Task goal:
All lines of the entries with "icon" in them must be listed.

Listed entries START

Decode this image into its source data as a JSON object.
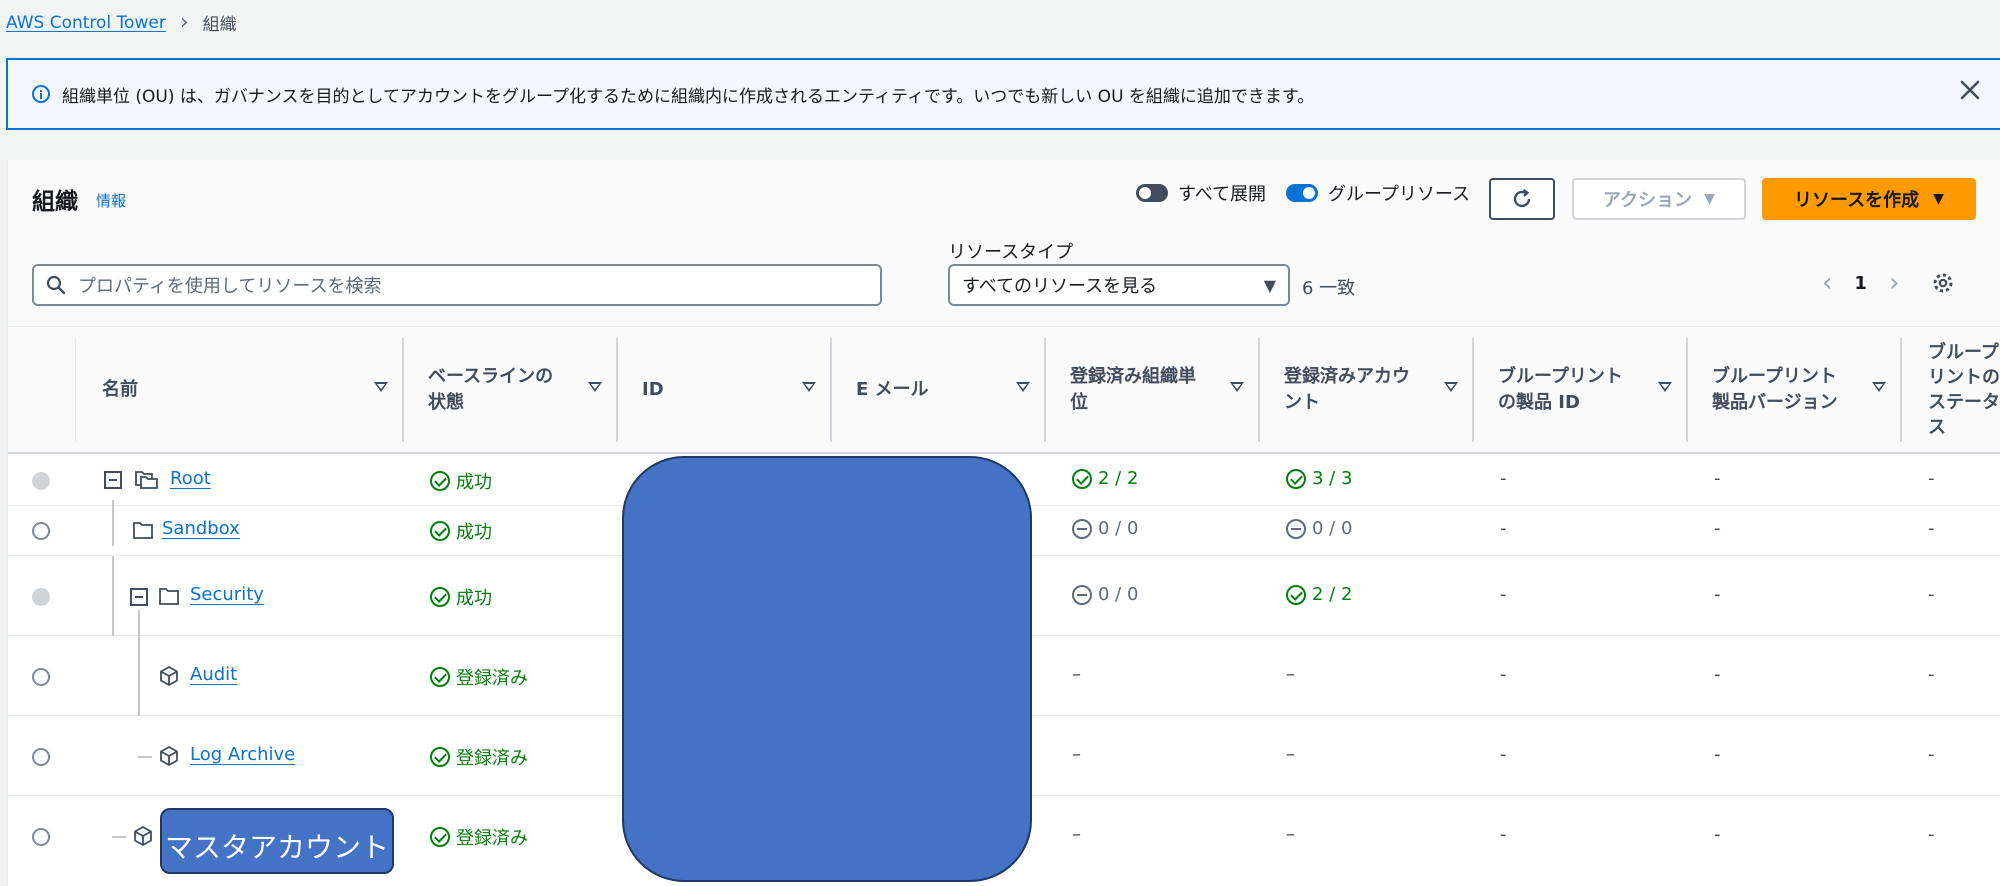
{
  "breadcrumb": {
    "root": "AWS Control Tower",
    "current": "組織"
  },
  "banner": {
    "message": "組織単位 (OU) は、ガバナンスを目的としてアカウントをグループ化するために組織内に作成されるエンティティです。いつでも新しい OU を組織に追加できます。"
  },
  "header": {
    "title": "組織",
    "info_link": "情報",
    "toggle_expand_label": "すべて展開",
    "toggle_group_label": "グループリソース",
    "action_label": "アクション",
    "create_label": "リソースを作成"
  },
  "filter": {
    "search_placeholder": "プロパティを使用してリソースを検索",
    "resource_type_label": "リソースタイプ",
    "resource_type_value": "すべてのリソースを見る",
    "match_count": "6 一致",
    "page": "1"
  },
  "columns": [
    {
      "l1": "名前",
      "l2": ""
    },
    {
      "l1": "ベースラインの",
      "l2": "状態"
    },
    {
      "l1": "ID",
      "l2": ""
    },
    {
      "l1": "E メール",
      "l2": ""
    },
    {
      "l1": "登録済み組織単",
      "l2": "位"
    },
    {
      "l1": "登録済みアカウ",
      "l2": "ント"
    },
    {
      "l1": "ブループリント",
      "l2": "の製品 ID"
    },
    {
      "l1": "ブループリント",
      "l2": "製品バージョン"
    },
    {
      "l1": "ブループ",
      "l2": "リントの",
      "l3": "ステータ",
      "l4": "ス"
    }
  ],
  "rows": [
    {
      "name": "Root",
      "status": "成功",
      "ou": "2 / 2",
      "acct": "3 / 3",
      "bp_id": "-",
      "bp_ver": "-",
      "bp_status": "-"
    },
    {
      "name": "Sandbox",
      "status": "成功",
      "ou": "0 / 0",
      "acct": "0 / 0",
      "bp_id": "-",
      "bp_ver": "-",
      "bp_status": "-"
    },
    {
      "name": "Security",
      "status": "成功",
      "ou": "0 / 0",
      "acct": "2 / 2",
      "bp_id": "-",
      "bp_ver": "-",
      "bp_status": "-"
    },
    {
      "name": "Audit",
      "status": "登録済み",
      "ou": "–",
      "acct": "–",
      "bp_id": "-",
      "bp_ver": "-",
      "bp_status": "-"
    },
    {
      "name": "Log Archive",
      "status": "登録済み",
      "ou": "–",
      "acct": "–",
      "bp_id": "-",
      "bp_ver": "-",
      "bp_status": "-"
    },
    {
      "name": "マスタアカウント",
      "status": "登録済み",
      "ou": "–",
      "acct": "–",
      "bp_id": "-",
      "bp_ver": "-",
      "bp_status": "-"
    }
  ],
  "colors": {
    "link": "#0972d3",
    "success": "#037f0c",
    "primary": "#ff9900",
    "redaction": "#4472c4"
  }
}
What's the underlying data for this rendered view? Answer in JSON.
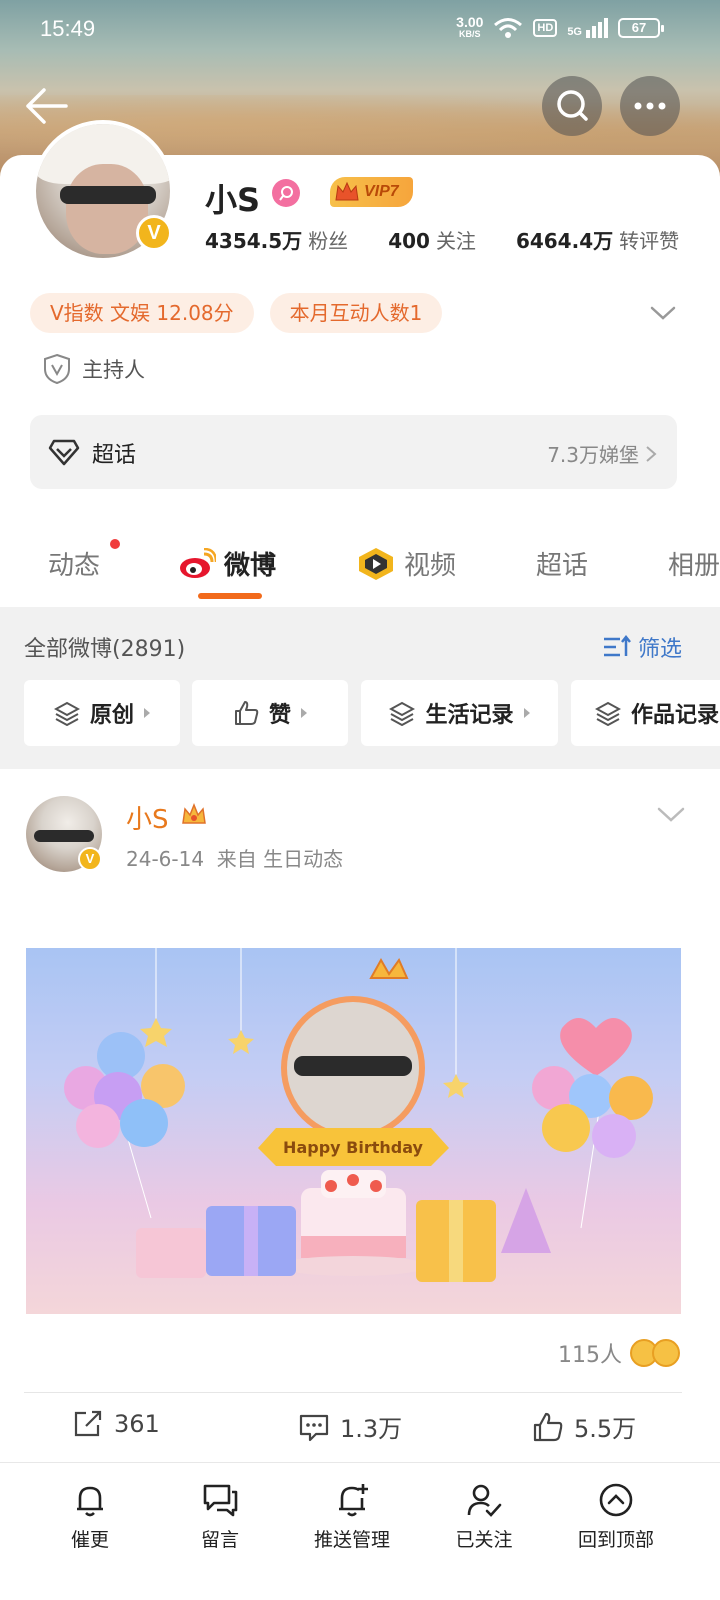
{
  "status_bar": {
    "time": "15:49",
    "net_speed_value": "3.00",
    "net_speed_unit": "KB/S",
    "hd": "HD",
    "signal": "5G",
    "battery": "67"
  },
  "header": {
    "back_icon": "arrow-left-icon",
    "search_icon": "search-icon",
    "more_icon": "more-dots-icon"
  },
  "profile": {
    "name": "小S",
    "verified_badge": "V",
    "vip_label": "VIP7",
    "stats": [
      {
        "value": "4354.5万",
        "label": "粉丝"
      },
      {
        "value": "400",
        "label": "关注"
      },
      {
        "value": "6464.4万",
        "label": "转评赞"
      }
    ],
    "chips": [
      "V指数 文娱 12.08分",
      "本月互动人数1"
    ],
    "role": "主持人",
    "supertopic": {
      "label": "超话",
      "right_text": "7.3万娣堡"
    }
  },
  "tabs": [
    {
      "label": "动态"
    },
    {
      "label": "微博"
    },
    {
      "label": "视频"
    },
    {
      "label": "超话"
    },
    {
      "label": "相册"
    }
  ],
  "filter": {
    "all_label": "全部微博(2891)",
    "screen_label": "筛选",
    "pills": [
      "原创",
      "赞",
      "生活记录",
      "作品记录"
    ]
  },
  "post": {
    "author": "小S",
    "verified_badge": "V",
    "meta": "24-6-14  来自 生日动态",
    "image_caption": "Happy Birthday",
    "reaction_count": "115人",
    "actions": [
      {
        "icon": "share-icon",
        "label": "361"
      },
      {
        "icon": "comment-icon",
        "label": "1.3万"
      },
      {
        "icon": "like-icon",
        "label": "5.5万"
      }
    ]
  },
  "bottom_bar": [
    {
      "icon": "bell-icon",
      "label": "催更"
    },
    {
      "icon": "message-icon",
      "label": "留言"
    },
    {
      "icon": "bell-plus-icon",
      "label": "推送管理"
    },
    {
      "icon": "user-check-icon",
      "label": "已关注"
    },
    {
      "icon": "chevron-up-circle-icon",
      "label": "回到顶部"
    }
  ],
  "colors": {
    "accent_orange": "#f26a1b",
    "link_blue": "#3f78c9",
    "badge_gold": "#f2b51c"
  }
}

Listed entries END

Answer space:
    "back_icon": "arrow-left-icon",
    "search_icon": "search-icon",
    "more_icon": "more-dots-icon"
        "icon": "share-icon",
        "icon": "comment-icon",
        "icon": "like-icon",
      "icon": "bell-icon",
      "icon": "message-icon",
      "icon": "bell-plus-icon",
      "icon": "user-check-icon",
      "icon": "chevron-up-circle-icon",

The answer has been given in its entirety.